Udo Graf is proud that the Wolf has assigned him the task of expelling all 50,000 Jews from Salonika, Greece. In that city, Nico Krispis is an 11-year-old Jewish boy whose blue eyes and blond hair deceive, but whose words do not. Those who know him know he has never told a lie in his life—“Never be the one to tell lies, Nico,” his grandfather teaches him. “God is always watching.” Udo and Nico meet, and Udo decides to exploit the child’s innocence. At the train station where Jews are being jammed into cattle cars bound for Auschwitz, Udo gives Nico a yellow star to wear and persuades him to whisper among the crowd, “I heard it from a German officer. They are sending us to Poland. We will have new homes. And jobs.” The lad doesn’t know any better, so he helps persuade reluctant Jews to board the train to hell. “You were a good little liar,” Udo later tells Nico, and delights in the prospect of breaking the boy’s spirit, which is more fun and a greater challenge than killing him outright. When Nico realizes the horrific nature of what he's done, his truth-telling days are over. He becomes an inveterate liar about everything. Narrating the story is the Angel of Truth, whom according to a parable God had cast out of heaven and onto earth, where Truth shattered into billions of pieces, each to lodge in a human heart. (Obviously, many hearts have been missed.) Truth skillfully weaves together the characters, including Nico; his brother, Sebastian; Sebastian’s wife, Fannie; and the “heartless deceiver” Udo. Events extend for decades beyond World War II, until everyone’s lives finally collide in dramatic fashion. As Truth readily acknowledges, his account is loaded with twists and turns, some fortuitous and others not. Will Nico Krispis ever seek redemption? And will he find it? Author Albom’s passion shows through on every page in this well-crafted novel.

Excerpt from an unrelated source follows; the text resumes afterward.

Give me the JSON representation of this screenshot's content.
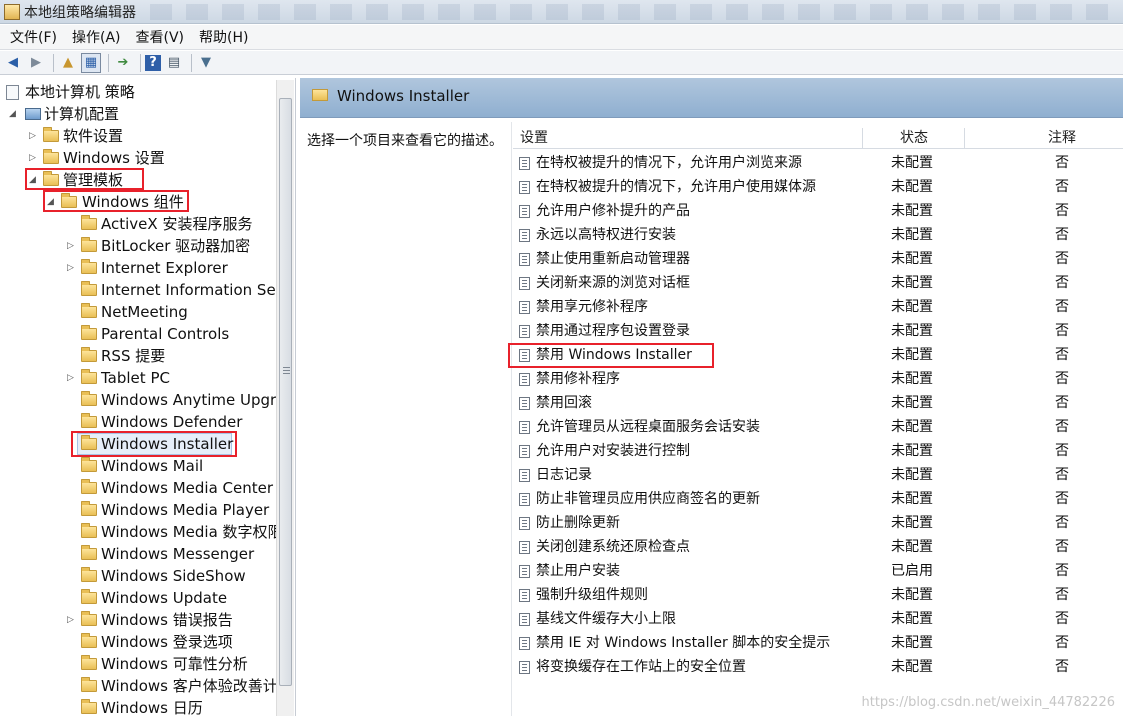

A captivating allegory about evil, lies, and forgiveness.

Pub Date: Nov. 14, 2023

ISBN: 9780062406651

Page Count: 352

Publisher: Harper/HarperCollins

Review Posted Online: Sept. 21, 2023

Kirkus Reviews Issue: Oct. 15, 2023


A book begging to be read on the beach, with the sun warming the sand and salt in the air: pure escapism.

Three woman who join together to rent a large space along the beach in Los Angeles for their stores—a gift shop, a bakery, and a bookstore—become fast friends as they each experience the highs, and lows, of love.

Bree is a friendly but standoffish bookstore owner who keeps everyone she knows at arm’s length, from guys she meets in bars to her friends. Mikki is a settled-in-her-routines divorced mother of two, happily a mom, gift-shop owner, and co-parent with her ex-husband, Perry. And Ashley is a young, very-much-in-love bakery owner specializing in muffins who devotes herself to giving back to the community through a nonprofit that helps community members develop skills and find jobs. When the women meet drooling over a boardwalk storefront that none of them can afford on her own, a plan is hatched to divide the space in three, and a friendship—and business partnership—is born. An impromptu celebration on the beach at sunset with champagne becomes a weekly touchpoint to their lives as they learn more about each other and themselves. Their friendship blossoms as they help each other, offering support, hard truths, and loving backup. Author Mallery has created a delightful story of friendship between three women that also offers a variety of love stories as they fall in love, make mistakes, and figure out how to be the best—albeit still flawed—versions of themselves. The men are similarly flawed and human. While the story comes down clearly on the side of all-encompassing love, Mallery has struck a careful balance: There is just enough sex to be spicy, just enough swearing to be naughty, and just enough heartbreak to avoid being cloying.

A book begging to be read on the beach, with the sun warming the sand and salt in the air: pure escapism.

Pub Date: May 31, 2022

ISBN: 978-0-778-38608-7

Page Count: 352

Publisher: Harlequin MIRA

Review Posted Online: March 15, 2022

Kirkus Reviews Issue: April 1, 2022

Close Quickview